What to do: Filter these entries so that only lines with the word "janvier" remain.

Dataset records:
--

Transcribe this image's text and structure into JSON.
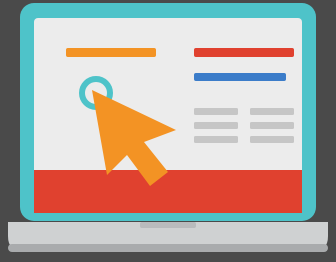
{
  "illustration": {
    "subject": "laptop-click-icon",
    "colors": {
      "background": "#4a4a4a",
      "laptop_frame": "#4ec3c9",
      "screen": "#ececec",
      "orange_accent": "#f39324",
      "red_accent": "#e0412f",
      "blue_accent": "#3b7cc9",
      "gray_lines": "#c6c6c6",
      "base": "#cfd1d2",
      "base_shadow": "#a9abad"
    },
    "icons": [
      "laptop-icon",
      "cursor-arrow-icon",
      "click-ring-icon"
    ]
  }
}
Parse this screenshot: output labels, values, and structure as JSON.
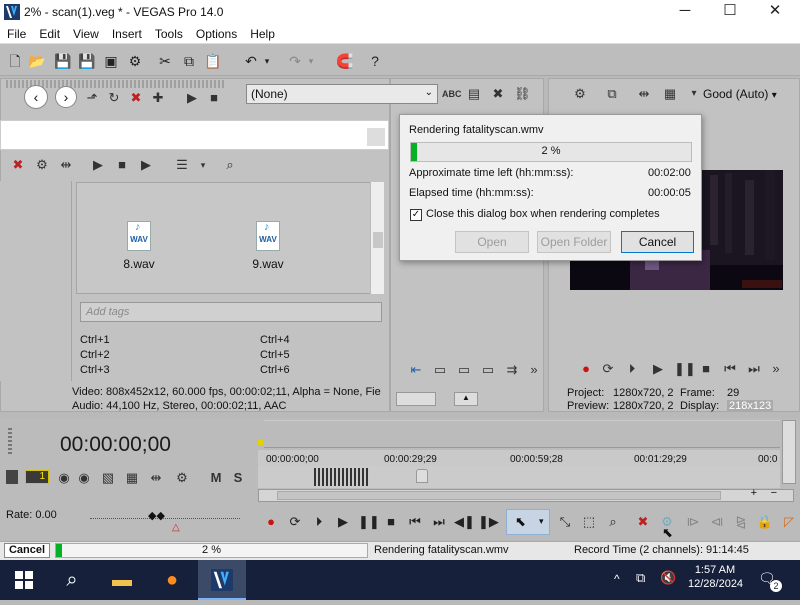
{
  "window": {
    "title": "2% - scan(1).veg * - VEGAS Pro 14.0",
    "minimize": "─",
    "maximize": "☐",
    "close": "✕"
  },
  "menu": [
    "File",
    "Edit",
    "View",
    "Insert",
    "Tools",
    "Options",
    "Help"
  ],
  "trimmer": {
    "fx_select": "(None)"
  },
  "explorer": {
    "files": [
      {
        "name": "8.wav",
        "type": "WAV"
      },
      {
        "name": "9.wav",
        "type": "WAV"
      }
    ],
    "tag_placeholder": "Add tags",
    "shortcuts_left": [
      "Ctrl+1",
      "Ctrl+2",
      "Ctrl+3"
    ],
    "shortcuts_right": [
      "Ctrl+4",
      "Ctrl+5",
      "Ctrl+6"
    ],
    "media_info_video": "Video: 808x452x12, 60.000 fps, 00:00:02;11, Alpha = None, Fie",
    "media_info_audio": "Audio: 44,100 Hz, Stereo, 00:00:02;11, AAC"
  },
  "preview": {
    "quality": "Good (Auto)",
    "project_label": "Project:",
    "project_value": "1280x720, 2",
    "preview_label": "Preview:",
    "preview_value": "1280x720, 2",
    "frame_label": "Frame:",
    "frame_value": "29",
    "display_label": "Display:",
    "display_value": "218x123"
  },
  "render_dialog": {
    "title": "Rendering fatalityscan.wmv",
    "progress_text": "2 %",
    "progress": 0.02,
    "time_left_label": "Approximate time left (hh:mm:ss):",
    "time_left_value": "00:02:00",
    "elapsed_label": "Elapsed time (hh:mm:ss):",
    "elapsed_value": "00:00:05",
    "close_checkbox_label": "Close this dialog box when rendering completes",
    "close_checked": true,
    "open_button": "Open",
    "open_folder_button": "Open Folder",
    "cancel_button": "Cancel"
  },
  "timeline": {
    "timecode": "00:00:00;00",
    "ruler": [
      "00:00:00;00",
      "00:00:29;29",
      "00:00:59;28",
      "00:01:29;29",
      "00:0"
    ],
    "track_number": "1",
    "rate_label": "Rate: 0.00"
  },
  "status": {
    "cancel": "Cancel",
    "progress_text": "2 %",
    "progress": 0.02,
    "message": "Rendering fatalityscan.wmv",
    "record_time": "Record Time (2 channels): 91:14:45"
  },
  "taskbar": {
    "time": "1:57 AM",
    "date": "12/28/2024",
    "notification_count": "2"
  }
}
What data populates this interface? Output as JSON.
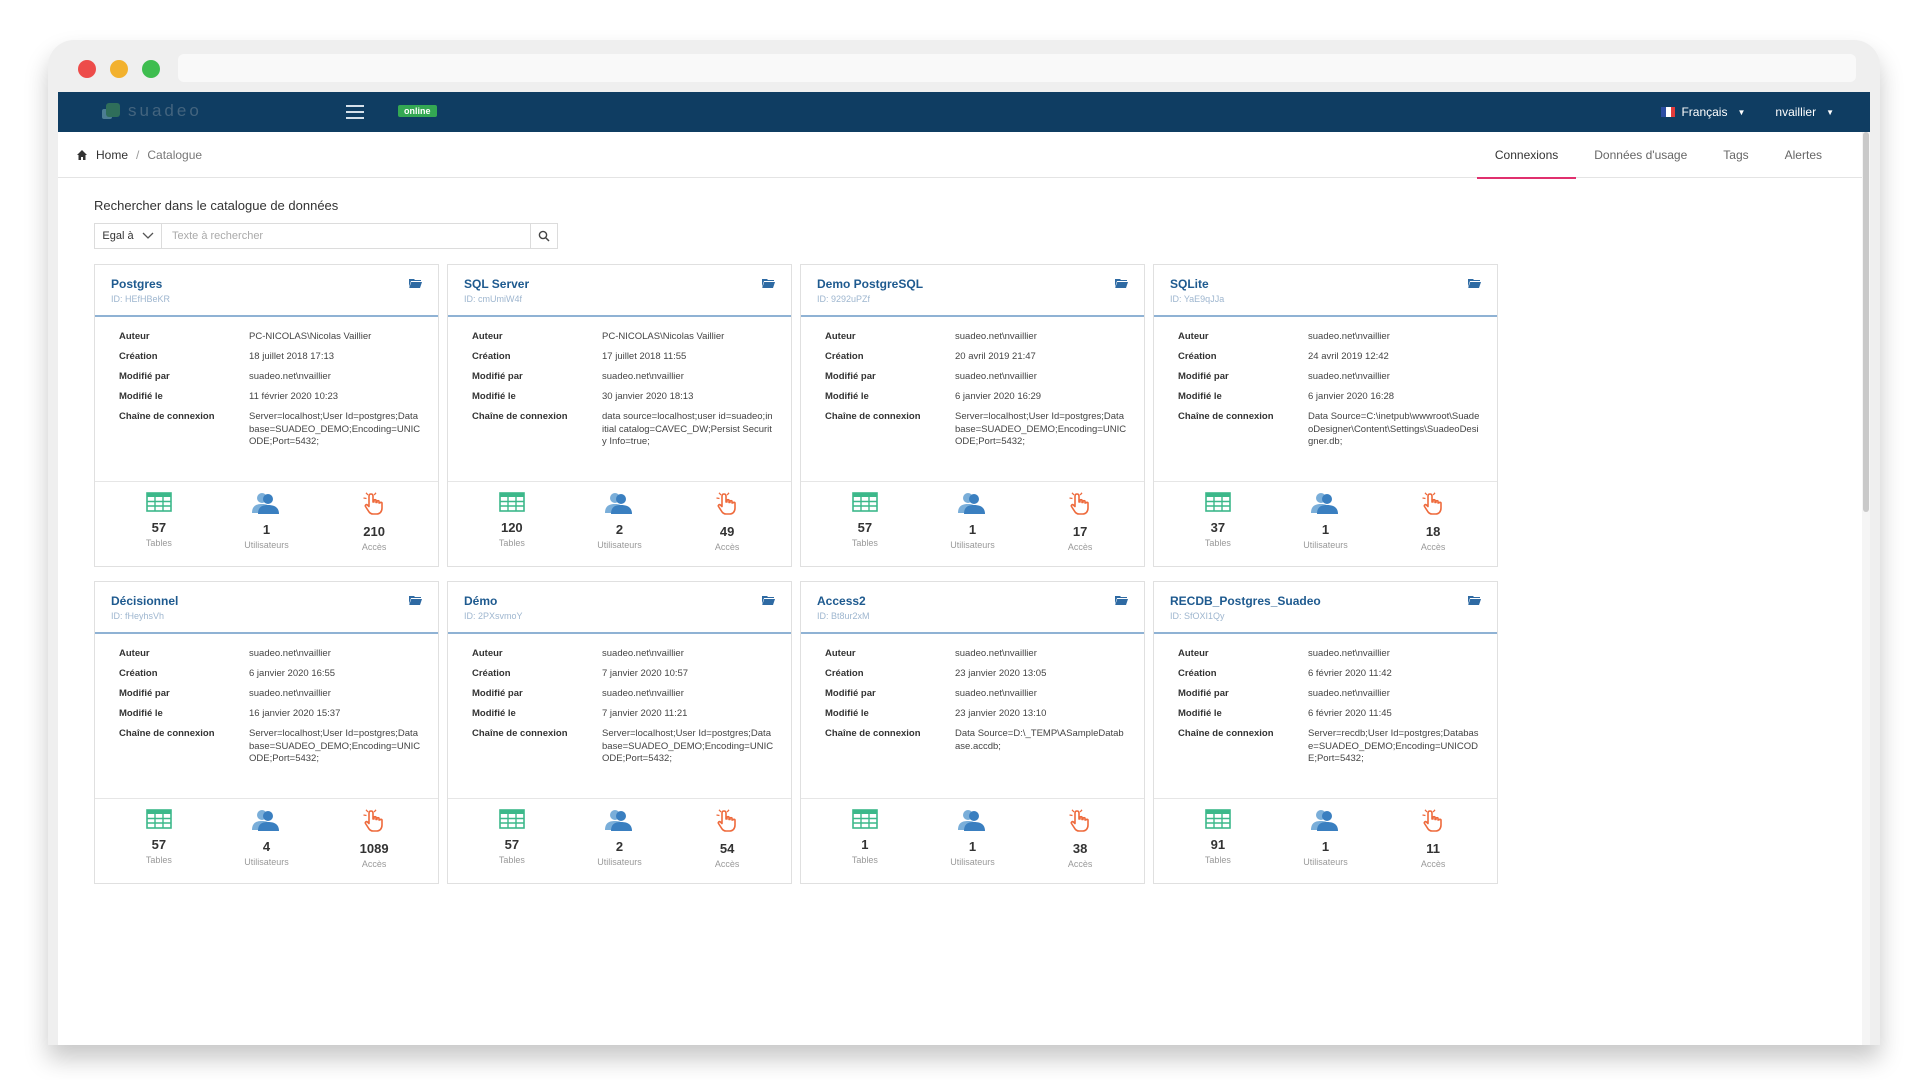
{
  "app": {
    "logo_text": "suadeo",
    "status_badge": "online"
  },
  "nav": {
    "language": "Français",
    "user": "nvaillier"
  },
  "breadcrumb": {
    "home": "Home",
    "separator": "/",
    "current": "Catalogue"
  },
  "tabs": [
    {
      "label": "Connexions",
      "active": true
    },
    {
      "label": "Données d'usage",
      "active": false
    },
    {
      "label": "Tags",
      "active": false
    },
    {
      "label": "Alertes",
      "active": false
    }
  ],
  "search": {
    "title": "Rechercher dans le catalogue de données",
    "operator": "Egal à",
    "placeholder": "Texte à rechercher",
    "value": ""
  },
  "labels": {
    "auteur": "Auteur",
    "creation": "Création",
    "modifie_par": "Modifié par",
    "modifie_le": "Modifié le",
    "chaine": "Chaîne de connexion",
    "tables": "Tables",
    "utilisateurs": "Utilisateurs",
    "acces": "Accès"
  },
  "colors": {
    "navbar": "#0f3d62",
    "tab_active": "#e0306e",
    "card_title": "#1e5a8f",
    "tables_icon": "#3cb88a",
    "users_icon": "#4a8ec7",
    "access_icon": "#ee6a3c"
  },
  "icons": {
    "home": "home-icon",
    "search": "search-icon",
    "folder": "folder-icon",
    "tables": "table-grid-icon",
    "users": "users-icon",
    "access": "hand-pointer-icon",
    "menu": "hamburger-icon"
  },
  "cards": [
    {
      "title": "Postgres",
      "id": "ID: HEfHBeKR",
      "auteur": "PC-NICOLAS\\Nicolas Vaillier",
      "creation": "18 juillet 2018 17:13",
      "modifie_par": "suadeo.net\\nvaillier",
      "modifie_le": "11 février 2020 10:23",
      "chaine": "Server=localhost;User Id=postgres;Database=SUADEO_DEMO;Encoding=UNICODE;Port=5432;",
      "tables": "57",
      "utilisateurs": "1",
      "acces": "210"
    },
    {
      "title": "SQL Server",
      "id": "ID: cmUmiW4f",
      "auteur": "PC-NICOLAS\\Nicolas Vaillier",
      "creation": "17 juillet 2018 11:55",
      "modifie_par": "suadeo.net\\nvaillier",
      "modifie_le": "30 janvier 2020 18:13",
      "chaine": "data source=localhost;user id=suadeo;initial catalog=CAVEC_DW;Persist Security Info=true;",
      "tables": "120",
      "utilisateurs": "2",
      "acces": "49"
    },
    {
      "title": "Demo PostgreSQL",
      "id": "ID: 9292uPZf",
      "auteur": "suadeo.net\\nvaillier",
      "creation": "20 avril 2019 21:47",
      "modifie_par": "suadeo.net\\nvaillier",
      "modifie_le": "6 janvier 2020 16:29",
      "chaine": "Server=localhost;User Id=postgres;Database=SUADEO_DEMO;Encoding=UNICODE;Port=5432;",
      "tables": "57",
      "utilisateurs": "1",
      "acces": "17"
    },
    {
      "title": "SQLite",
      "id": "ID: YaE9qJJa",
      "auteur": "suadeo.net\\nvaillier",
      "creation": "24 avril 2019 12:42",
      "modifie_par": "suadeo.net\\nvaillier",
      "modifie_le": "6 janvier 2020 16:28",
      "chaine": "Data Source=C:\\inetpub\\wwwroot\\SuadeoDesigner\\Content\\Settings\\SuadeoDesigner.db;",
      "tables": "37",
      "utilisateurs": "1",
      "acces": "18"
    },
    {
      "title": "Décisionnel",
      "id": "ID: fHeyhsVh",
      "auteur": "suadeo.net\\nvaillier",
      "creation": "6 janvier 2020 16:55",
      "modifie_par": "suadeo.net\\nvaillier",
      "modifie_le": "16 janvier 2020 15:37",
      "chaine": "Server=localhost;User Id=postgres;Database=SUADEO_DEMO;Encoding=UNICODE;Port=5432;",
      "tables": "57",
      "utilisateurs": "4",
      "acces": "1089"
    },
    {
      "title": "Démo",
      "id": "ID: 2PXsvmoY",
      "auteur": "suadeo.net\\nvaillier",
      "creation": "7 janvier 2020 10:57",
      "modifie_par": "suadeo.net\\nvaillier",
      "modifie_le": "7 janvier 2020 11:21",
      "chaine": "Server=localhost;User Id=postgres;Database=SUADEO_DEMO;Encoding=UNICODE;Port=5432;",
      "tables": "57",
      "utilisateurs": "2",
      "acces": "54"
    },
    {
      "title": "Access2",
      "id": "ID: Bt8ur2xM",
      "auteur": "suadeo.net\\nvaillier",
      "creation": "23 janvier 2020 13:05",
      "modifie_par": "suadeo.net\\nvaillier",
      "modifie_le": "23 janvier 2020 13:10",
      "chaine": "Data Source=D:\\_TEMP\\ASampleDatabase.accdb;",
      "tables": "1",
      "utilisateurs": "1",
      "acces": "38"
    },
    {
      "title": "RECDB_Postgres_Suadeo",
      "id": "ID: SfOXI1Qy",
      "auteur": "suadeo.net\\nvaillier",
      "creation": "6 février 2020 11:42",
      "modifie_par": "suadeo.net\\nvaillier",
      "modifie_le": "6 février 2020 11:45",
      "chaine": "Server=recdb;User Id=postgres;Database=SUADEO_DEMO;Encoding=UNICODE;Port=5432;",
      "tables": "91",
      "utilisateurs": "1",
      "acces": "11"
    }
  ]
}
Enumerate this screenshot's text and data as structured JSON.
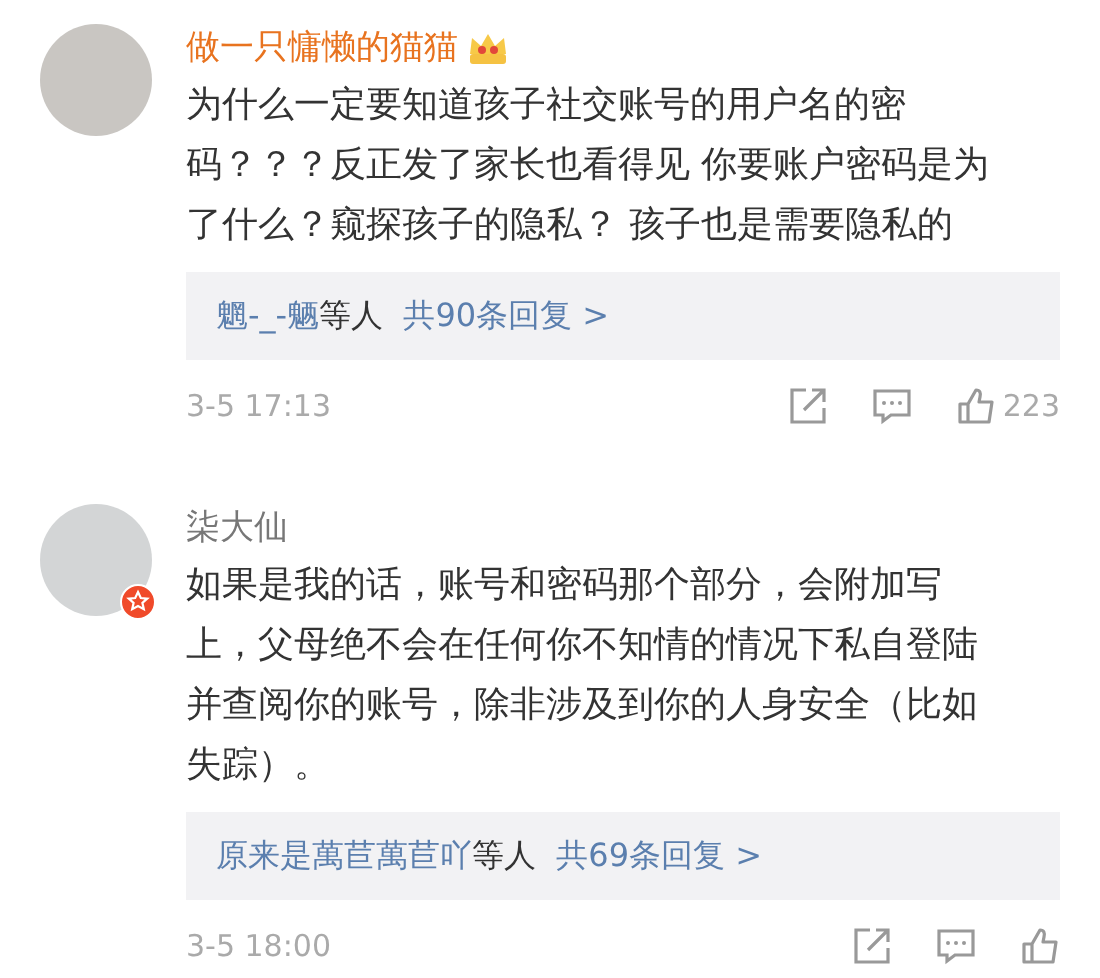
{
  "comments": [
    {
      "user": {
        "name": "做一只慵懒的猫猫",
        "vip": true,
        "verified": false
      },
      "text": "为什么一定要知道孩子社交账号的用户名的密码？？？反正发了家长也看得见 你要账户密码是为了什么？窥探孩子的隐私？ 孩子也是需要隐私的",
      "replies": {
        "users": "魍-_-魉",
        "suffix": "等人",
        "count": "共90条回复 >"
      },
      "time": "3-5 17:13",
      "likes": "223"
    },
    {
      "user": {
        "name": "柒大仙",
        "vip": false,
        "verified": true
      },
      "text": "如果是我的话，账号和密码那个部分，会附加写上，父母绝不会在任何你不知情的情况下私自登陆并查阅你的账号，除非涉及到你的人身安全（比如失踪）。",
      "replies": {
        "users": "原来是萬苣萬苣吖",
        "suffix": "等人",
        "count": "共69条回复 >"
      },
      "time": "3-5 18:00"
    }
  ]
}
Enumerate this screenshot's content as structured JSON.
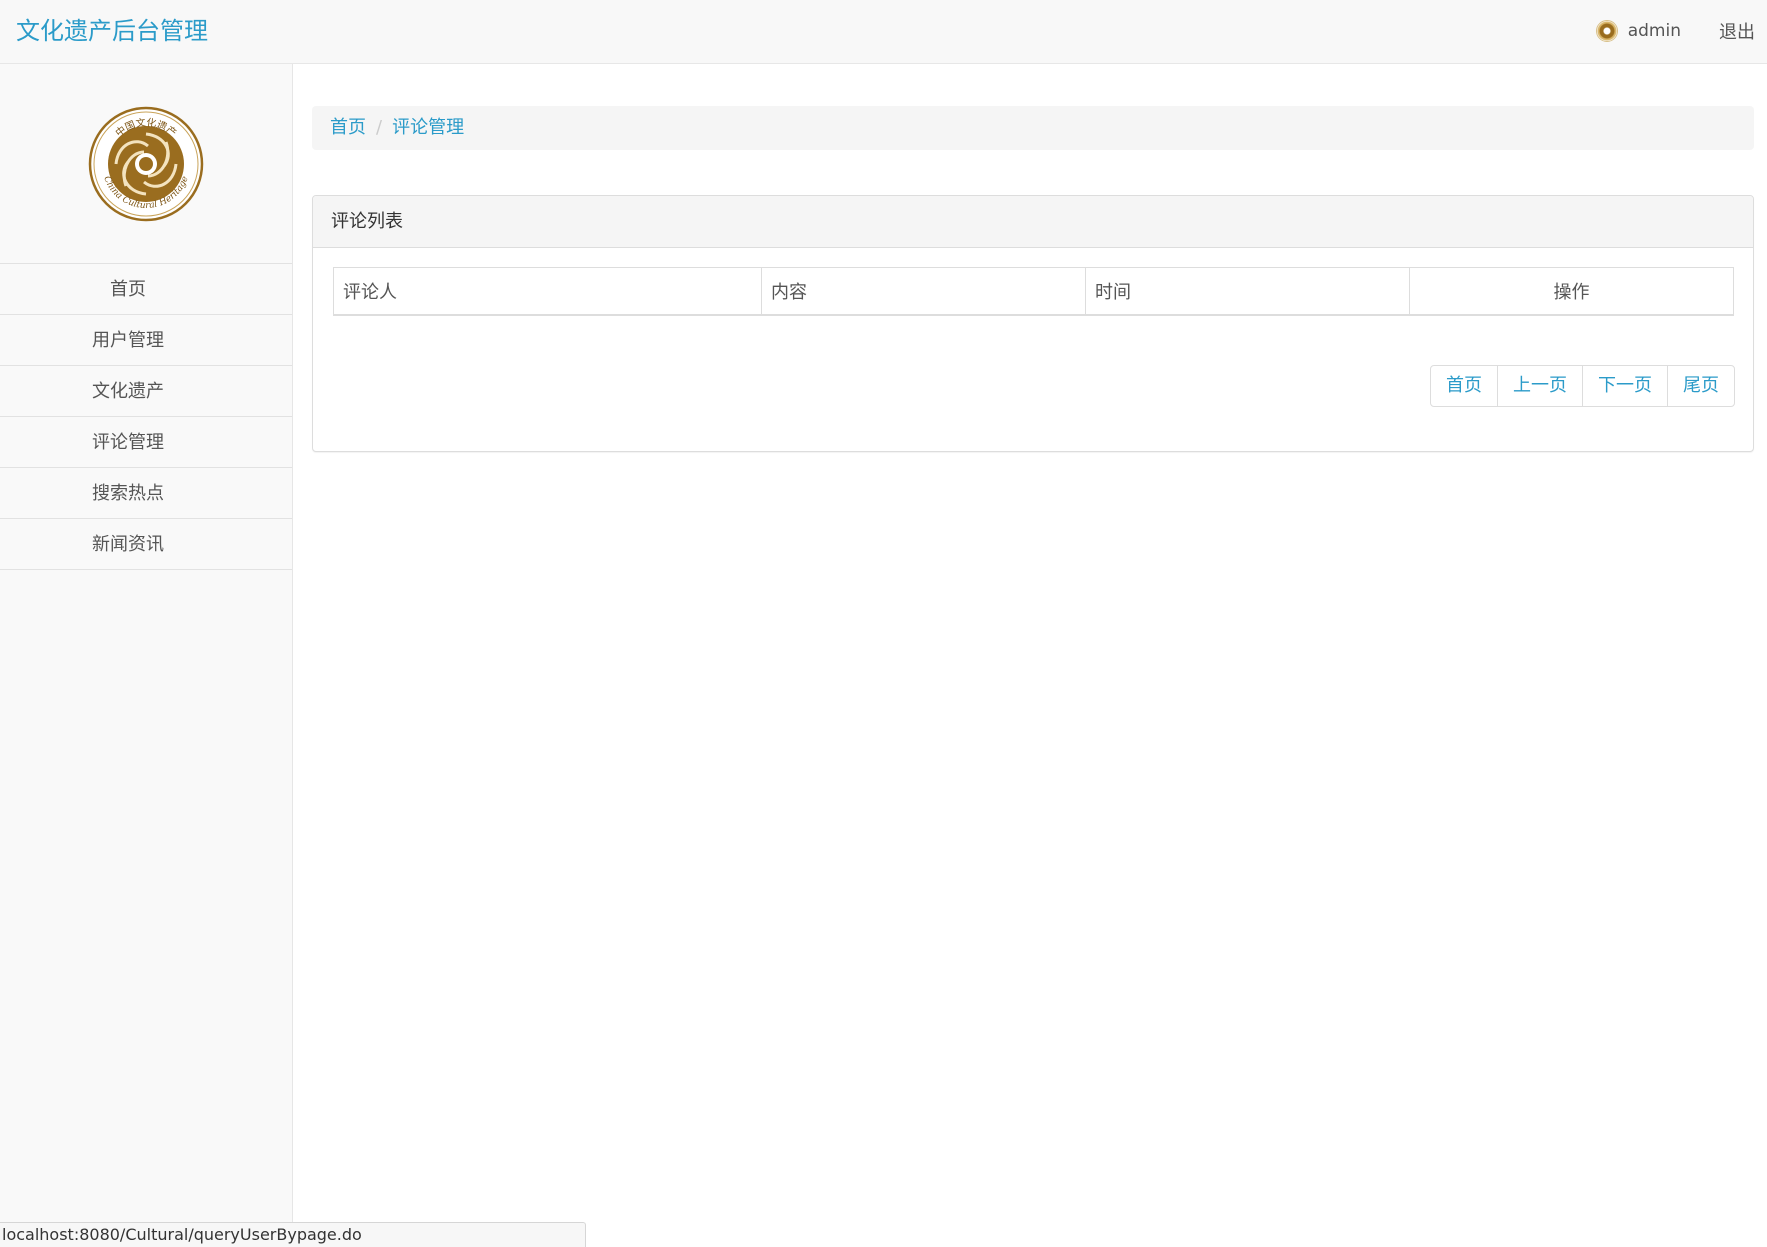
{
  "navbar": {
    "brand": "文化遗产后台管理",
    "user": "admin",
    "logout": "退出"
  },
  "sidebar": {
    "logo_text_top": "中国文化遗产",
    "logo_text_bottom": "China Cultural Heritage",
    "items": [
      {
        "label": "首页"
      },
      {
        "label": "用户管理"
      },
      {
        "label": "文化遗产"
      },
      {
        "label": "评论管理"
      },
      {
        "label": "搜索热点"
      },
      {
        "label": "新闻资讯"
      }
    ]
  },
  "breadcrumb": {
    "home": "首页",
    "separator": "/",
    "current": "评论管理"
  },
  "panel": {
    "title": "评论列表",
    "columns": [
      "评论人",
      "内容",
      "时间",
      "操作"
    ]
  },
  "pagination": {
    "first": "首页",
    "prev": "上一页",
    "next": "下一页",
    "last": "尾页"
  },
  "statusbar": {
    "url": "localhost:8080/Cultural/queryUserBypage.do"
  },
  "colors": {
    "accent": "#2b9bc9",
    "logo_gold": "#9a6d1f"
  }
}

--

Response:
      "modifie_le": "30 janvier 2020 18:13",
      "modifie_le": "6 janvier 2020 16:29",
      "modifie_le": "6 janvier 2020 16:28",
      "creation": "6 janvier 2020 16:55",
      "modifie_le": "16 janvier 2020 15:37",
      "creation": "7 janvier 2020 10:57",
      "modifie_le": "7 janvier 2020 11:21",
      "creation": "23 janvier 2020 13:05",
      "modifie_le": "23 janvier 2020 13:10",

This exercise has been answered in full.